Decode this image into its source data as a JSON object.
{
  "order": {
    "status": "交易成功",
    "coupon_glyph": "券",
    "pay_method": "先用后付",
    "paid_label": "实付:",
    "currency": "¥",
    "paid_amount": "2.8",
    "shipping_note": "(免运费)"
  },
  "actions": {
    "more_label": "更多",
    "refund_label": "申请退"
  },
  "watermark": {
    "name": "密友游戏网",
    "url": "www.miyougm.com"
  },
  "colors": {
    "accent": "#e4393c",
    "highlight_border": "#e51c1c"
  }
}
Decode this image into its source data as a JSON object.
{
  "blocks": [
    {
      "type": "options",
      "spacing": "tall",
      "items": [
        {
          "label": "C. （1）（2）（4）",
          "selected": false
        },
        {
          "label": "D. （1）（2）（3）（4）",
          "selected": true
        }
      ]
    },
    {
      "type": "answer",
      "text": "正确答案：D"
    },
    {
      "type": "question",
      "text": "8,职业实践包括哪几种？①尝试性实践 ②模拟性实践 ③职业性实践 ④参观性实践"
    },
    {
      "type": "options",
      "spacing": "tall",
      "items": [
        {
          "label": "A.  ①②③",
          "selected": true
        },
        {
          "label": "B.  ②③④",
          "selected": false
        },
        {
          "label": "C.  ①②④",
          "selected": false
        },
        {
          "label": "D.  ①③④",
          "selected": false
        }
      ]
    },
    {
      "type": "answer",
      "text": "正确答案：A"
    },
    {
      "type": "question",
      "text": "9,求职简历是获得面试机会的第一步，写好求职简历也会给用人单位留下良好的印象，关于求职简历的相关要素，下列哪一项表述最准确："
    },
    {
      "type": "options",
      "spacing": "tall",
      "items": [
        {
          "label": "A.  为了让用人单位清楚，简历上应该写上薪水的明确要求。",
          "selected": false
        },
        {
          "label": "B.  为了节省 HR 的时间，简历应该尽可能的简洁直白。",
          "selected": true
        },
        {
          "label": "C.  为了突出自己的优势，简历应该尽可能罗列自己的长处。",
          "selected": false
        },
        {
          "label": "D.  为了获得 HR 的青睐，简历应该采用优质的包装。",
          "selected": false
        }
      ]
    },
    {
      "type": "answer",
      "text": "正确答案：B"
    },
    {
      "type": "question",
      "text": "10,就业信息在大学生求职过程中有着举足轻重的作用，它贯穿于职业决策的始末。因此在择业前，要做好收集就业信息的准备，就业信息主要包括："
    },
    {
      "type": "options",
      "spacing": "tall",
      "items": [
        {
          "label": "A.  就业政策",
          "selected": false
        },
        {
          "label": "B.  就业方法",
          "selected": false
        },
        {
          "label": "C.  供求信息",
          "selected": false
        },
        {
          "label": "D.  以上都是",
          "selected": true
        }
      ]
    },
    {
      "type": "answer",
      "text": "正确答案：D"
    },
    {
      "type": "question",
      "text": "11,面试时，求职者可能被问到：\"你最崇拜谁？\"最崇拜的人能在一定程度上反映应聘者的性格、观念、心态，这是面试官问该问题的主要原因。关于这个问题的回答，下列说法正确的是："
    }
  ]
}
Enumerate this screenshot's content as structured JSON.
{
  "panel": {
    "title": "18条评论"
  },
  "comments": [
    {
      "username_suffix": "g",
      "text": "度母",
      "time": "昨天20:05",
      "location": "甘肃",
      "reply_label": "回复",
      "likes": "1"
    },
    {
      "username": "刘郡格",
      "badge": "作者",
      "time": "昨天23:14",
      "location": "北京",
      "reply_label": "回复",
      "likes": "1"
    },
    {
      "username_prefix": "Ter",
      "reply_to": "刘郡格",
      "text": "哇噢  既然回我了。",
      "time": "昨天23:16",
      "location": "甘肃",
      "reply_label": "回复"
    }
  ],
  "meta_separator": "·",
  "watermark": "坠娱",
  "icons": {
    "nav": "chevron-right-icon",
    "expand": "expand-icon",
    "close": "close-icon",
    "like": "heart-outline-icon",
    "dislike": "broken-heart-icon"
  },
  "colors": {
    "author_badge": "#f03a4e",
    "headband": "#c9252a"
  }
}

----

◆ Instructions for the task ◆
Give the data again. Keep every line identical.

◆ Response to this exercise ◆
Decode this image into its source data as a JSON object.
{
  "order": {
    "status": "交易成功",
    "coupon_glyph": "券",
    "pay_method": "先用后付",
    "paid_label": "实付:",
    "currency": "¥",
    "paid_amount": "2.8",
    "shipping_note": "(免运费)"
  },
  "actions": {
    "more_label": "更多",
    "refund_label": "申请退"
  },
  "watermark": {
    "name": "密友游戏网",
    "url": "www.miyougm.com"
  },
  "colors": {
    "accent": "#e4393c",
    "highlight_border": "#e51c1c"
  }
}
Decode this image into its source data as a JSON object.
{
  "blocks": [
    {
      "type": "options",
      "spacing": "tall",
      "items": [
        {
          "label": "C. （1）（2）（4）",
          "selected": false
        },
        {
          "label": "D. （1）（2）（3）（4）",
          "selected": true
        }
      ]
    },
    {
      "type": "answer",
      "text": "正确答案：D"
    },
    {
      "type": "question",
      "text": "8,职业实践包括哪几种？①尝试性实践 ②模拟性实践 ③职业性实践 ④参观性实践"
    },
    {
      "type": "options",
      "spacing": "tall",
      "items": [
        {
          "label": "A.  ①②③",
          "selected": true
        },
        {
          "label": "B.  ②③④",
          "selected": false
        },
        {
          "label": "C.  ①②④",
          "selected": false
        },
        {
          "label": "D.  ①③④",
          "selected": false
        }
      ]
    },
    {
      "type": "answer",
      "text": "正确答案：A"
    },
    {
      "type": "question",
      "text": "9,求职简历是获得面试机会的第一步，写好求职简历也会给用人单位留下良好的印象，关于求职简历的相关要素，下列哪一项表述最准确："
    },
    {
      "type": "options",
      "spacing": "tall",
      "items": [
        {
          "label": "A.  为了让用人单位清楚，简历上应该写上薪水的明确要求。",
          "selected": false
        },
        {
          "label": "B.  为了节省 HR 的时间，简历应该尽可能的简洁直白。",
          "selected": true
        },
        {
          "label": "C.  为了突出自己的优势，简历应该尽可能罗列自己的长处。",
          "selected": false
        },
        {
          "label": "D.  为了获得 HR 的青睐，简历应该采用优质的包装。",
          "selected": false
        }
      ]
    },
    {
      "type": "answer",
      "text": "正确答案：B"
    },
    {
      "type": "question",
      "text": "10,就业信息在大学生求职过程中有着举足轻重的作用，它贯穿于职业决策的始末。因此在择业前，要做好收集就业信息的准备，就业信息主要包括："
    },
    {
      "type": "options",
      "spacing": "tall",
      "items": [
        {
          "label": "A.  就业政策",
          "selected": false
        },
        {
          "label": "B.  就业方法",
          "selected": false
        },
        {
          "label": "C.  供求信息",
          "selected": false
        },
        {
          "label": "D.  以上都是",
          "selected": true
        }
      ]
    },
    {
      "type": "answer",
      "text": "正确答案：D"
    },
    {
      "type": "question",
      "text": "11,面试时，求职者可能被问到：\"你最崇拜谁？\"最崇拜的人能在一定程度上反映应聘者的性格、观念、心态，这是面试官问该问题的主要原因。关于这个问题的回答，下列说法正确的是："
    }
  ]
}
Enumerate this screenshot's content as structured JSON.
{
  "panel": {
    "title": "18条评论"
  },
  "comments": [
    {
      "username_suffix": "g",
      "text": "度母",
      "time": "昨天20:05",
      "location": "甘肃",
      "reply_label": "回复",
      "likes": "1"
    },
    {
      "username": "刘郡格",
      "badge": "作者",
      "time": "昨天23:14",
      "location": "北京",
      "reply_label": "回复",
      "likes": "1"
    },
    {
      "username_prefix": "Ter",
      "reply_to": "刘郡格",
      "text": "哇噢  既然回我了。",
      "time": "昨天23:16",
      "location": "甘肃",
      "reply_label": "回复"
    }
  ],
  "meta_separator": "·",
  "watermark": "坠娱",
  "icons": {
    "nav": "chevron-right-icon",
    "expand": "expand-icon",
    "close": "close-icon",
    "like": "heart-outline-icon",
    "dislike": "broken-heart-icon"
  },
  "colors": {
    "author_badge": "#f03a4e",
    "headband": "#c9252a"
  }
}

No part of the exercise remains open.